Activity: Type out the data below in its entirety, exactly as given.

Dataset rows for apps and sites
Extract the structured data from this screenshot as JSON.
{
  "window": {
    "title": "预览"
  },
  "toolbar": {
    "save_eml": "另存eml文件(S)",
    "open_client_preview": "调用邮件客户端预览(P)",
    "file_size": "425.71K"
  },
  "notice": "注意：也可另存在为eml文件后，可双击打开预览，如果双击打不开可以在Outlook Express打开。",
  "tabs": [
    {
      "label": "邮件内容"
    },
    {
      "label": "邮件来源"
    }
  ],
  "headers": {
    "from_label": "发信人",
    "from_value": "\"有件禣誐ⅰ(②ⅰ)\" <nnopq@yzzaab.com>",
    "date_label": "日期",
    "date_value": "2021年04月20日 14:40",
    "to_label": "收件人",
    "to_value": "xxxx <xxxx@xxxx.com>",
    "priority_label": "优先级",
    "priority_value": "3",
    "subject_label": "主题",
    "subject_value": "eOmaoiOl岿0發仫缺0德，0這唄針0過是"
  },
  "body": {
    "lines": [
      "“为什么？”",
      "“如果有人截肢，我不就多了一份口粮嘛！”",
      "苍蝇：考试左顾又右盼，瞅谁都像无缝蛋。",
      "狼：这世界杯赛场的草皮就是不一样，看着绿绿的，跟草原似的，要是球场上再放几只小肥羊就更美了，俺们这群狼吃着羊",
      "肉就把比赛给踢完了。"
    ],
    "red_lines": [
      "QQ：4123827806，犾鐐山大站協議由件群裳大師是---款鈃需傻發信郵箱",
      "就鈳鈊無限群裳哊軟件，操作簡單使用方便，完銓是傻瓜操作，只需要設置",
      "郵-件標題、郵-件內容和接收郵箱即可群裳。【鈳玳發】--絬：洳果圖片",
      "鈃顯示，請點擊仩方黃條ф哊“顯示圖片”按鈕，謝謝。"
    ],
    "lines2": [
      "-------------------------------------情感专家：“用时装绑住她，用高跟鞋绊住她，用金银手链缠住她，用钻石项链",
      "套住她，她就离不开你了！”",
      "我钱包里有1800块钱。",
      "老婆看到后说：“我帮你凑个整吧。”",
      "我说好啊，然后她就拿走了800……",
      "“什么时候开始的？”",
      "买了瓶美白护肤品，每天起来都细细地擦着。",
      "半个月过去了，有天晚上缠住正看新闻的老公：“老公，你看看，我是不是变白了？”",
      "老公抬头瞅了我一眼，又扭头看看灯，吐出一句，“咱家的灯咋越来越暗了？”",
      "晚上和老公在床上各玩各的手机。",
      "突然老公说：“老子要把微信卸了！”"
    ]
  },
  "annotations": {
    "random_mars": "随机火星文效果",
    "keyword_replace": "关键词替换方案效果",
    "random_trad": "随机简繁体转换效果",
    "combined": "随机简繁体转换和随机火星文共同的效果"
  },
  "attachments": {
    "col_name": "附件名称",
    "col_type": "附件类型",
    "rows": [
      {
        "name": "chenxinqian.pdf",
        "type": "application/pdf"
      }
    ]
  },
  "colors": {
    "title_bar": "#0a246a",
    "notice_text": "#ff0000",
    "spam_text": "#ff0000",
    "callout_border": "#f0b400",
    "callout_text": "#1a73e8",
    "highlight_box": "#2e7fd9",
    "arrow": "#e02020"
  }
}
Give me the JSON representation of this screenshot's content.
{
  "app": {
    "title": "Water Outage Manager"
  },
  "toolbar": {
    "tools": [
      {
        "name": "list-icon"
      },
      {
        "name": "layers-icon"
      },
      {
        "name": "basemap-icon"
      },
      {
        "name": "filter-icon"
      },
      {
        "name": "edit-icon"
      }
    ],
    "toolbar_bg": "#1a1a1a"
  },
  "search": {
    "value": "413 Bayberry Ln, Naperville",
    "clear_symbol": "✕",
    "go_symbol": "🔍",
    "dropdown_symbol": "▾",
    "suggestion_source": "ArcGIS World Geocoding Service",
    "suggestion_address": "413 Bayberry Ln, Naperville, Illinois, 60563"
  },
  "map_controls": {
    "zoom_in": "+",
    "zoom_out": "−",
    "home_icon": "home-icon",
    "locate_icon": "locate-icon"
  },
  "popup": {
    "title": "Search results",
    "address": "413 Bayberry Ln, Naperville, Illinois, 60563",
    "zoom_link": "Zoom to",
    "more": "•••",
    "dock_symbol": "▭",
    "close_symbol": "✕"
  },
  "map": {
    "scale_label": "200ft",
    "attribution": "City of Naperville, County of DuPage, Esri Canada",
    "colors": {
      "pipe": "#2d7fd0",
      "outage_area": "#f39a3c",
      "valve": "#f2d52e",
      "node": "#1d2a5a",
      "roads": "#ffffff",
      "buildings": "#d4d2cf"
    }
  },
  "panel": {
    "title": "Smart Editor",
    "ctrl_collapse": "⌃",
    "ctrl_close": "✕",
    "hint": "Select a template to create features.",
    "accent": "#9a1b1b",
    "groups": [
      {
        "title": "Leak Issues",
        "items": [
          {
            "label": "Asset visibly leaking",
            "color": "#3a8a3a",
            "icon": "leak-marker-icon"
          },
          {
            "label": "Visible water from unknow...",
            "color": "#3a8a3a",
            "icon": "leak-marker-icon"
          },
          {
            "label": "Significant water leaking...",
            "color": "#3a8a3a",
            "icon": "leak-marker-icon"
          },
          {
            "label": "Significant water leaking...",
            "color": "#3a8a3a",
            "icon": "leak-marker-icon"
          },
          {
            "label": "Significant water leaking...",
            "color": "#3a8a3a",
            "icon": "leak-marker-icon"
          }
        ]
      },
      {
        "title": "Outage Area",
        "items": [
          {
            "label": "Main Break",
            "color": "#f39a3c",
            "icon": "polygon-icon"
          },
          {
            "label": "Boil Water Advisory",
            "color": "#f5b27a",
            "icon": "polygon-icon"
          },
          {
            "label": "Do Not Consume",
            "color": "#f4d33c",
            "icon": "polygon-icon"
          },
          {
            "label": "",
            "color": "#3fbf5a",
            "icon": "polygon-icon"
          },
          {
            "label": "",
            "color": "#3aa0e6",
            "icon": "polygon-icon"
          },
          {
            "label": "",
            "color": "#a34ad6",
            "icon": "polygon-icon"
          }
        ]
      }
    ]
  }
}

Solution to this problem:
Extract the structured data from this screenshot as JSON.
{
  "window": {
    "title": "预览"
  },
  "toolbar": {
    "save_eml": "另存eml文件(S)",
    "open_client_preview": "调用邮件客户端预览(P)",
    "file_size": "425.71K"
  },
  "notice": "注意：也可另存在为eml文件后，可双击打开预览，如果双击打不开可以在Outlook Express打开。",
  "tabs": [
    {
      "label": "邮件内容"
    },
    {
      "label": "邮件来源"
    }
  ],
  "headers": {
    "from_label": "发信人",
    "from_value": "\"有件禣誐ⅰ(②ⅰ)\" <nnopq@yzzaab.com>",
    "date_label": "日期",
    "date_value": "2021年04月20日 14:40",
    "to_label": "收件人",
    "to_value": "xxxx <xxxx@xxxx.com>",
    "priority_label": "优先级",
    "priority_value": "3",
    "subject_label": "主题",
    "subject_value": "eOmaoiOl岿0發仫缺0德，0這唄針0過是"
  },
  "body": {
    "lines": [
      "“为什么？”",
      "“如果有人截肢，我不就多了一份口粮嘛！”",
      "苍蝇：考试左顾又右盼，瞅谁都像无缝蛋。",
      "狼：这世界杯赛场的草皮就是不一样，看着绿绿的，跟草原似的，要是球场上再放几只小肥羊就更美了，俺们这群狼吃着羊",
      "肉就把比赛给踢完了。"
    ],
    "red_lines": [
      "QQ：4123827806，犾鐐山大站協議由件群裳大師是---款鈃需傻發信郵箱",
      "就鈳鈊無限群裳哊軟件，操作簡單使用方便，完銓是傻瓜操作，只需要設置",
      "郵-件標題、郵-件內容和接收郵箱即可群裳。【鈳玳發】--絬：洳果圖片",
      "鈃顯示，請點擊仩方黃條ф哊“顯示圖片”按鈕，謝謝。"
    ],
    "lines2": [
      "-------------------------------------情感专家：“用时装绑住她，用高跟鞋绊住她，用金银手链缠住她，用钻石项链",
      "套住她，她就离不开你了！”",
      "我钱包里有1800块钱。",
      "老婆看到后说：“我帮你凑个整吧。”",
      "我说好啊，然后她就拿走了800……",
      "“什么时候开始的？”",
      "买了瓶美白护肤品，每天起来都细细地擦着。",
      "半个月过去了，有天晚上缠住正看新闻的老公：“老公，你看看，我是不是变白了？”",
      "老公抬头瞅了我一眼，又扭头看看灯，吐出一句，“咱家的灯咋越来越暗了？”",
      "晚上和老公在床上各玩各的手机。",
      "突然老公说：“老子要把微信卸了！”"
    ]
  },
  "annotations": {
    "random_mars": "随机火星文效果",
    "keyword_replace": "关键词替换方案效果",
    "random_trad": "随机简繁体转换效果",
    "combined": "随机简繁体转换和随机火星文共同的效果"
  },
  "attachments": {
    "col_name": "附件名称",
    "col_type": "附件类型",
    "rows": [
      {
        "name": "chenxinqian.pdf",
        "type": "application/pdf"
      }
    ]
  },
  "colors": {
    "title_bar": "#0a246a",
    "notice_text": "#ff0000",
    "spam_text": "#ff0000",
    "callout_border": "#f0b400",
    "callout_text": "#1a73e8",
    "highlight_box": "#2e7fd9",
    "arrow": "#e02020"
  }
}
Give me the JSON representation of this screenshot's content.
{
  "app": {
    "title": "Water Outage Manager"
  },
  "toolbar": {
    "tools": [
      {
        "name": "list-icon"
      },
      {
        "name": "layers-icon"
      },
      {
        "name": "basemap-icon"
      },
      {
        "name": "filter-icon"
      },
      {
        "name": "edit-icon"
      }
    ],
    "toolbar_bg": "#1a1a1a"
  },
  "search": {
    "value": "413 Bayberry Ln, Naperville",
    "clear_symbol": "✕",
    "go_symbol": "🔍",
    "dropdown_symbol": "▾",
    "suggestion_source": "ArcGIS World Geocoding Service",
    "suggestion_address": "413 Bayberry Ln, Naperville, Illinois, 60563"
  },
  "map_controls": {
    "zoom_in": "+",
    "zoom_out": "−",
    "home_icon": "home-icon",
    "locate_icon": "locate-icon"
  },
  "popup": {
    "title": "Search results",
    "address": "413 Bayberry Ln, Naperville, Illinois, 60563",
    "zoom_link": "Zoom to",
    "more": "•••",
    "dock_symbol": "▭",
    "close_symbol": "✕"
  },
  "map": {
    "scale_label": "200ft",
    "attribution": "City of Naperville, County of DuPage, Esri Canada",
    "colors": {
      "pipe": "#2d7fd0",
      "outage_area": "#f39a3c",
      "valve": "#f2d52e",
      "node": "#1d2a5a",
      "roads": "#ffffff",
      "buildings": "#d4d2cf"
    }
  },
  "panel": {
    "title": "Smart Editor",
    "ctrl_collapse": "⌃",
    "ctrl_close": "✕",
    "hint": "Select a template to create features.",
    "accent": "#9a1b1b",
    "groups": [
      {
        "title": "Leak Issues",
        "items": [
          {
            "label": "Asset visibly leaking",
            "color": "#3a8a3a",
            "icon": "leak-marker-icon"
          },
          {
            "label": "Visible water from unknow...",
            "color": "#3a8a3a",
            "icon": "leak-marker-icon"
          },
          {
            "label": "Significant water leaking...",
            "color": "#3a8a3a",
            "icon": "leak-marker-icon"
          },
          {
            "label": "Significant water leaking...",
            "color": "#3a8a3a",
            "icon": "leak-marker-icon"
          },
          {
            "label": "Significant water leaking...",
            "color": "#3a8a3a",
            "icon": "leak-marker-icon"
          }
        ]
      },
      {
        "title": "Outage Area",
        "items": [
          {
            "label": "Main Break",
            "color": "#f39a3c",
            "icon": "polygon-icon"
          },
          {
            "label": "Boil Water Advisory",
            "color": "#f5b27a",
            "icon": "polygon-icon"
          },
          {
            "label": "Do Not Consume",
            "color": "#f4d33c",
            "icon": "polygon-icon"
          },
          {
            "label": "",
            "color": "#3fbf5a",
            "icon": "polygon-icon"
          },
          {
            "label": "",
            "color": "#3aa0e6",
            "icon": "polygon-icon"
          },
          {
            "label": "",
            "color": "#a34ad6",
            "icon": "polygon-icon"
          }
        ]
      }
    ]
  }
}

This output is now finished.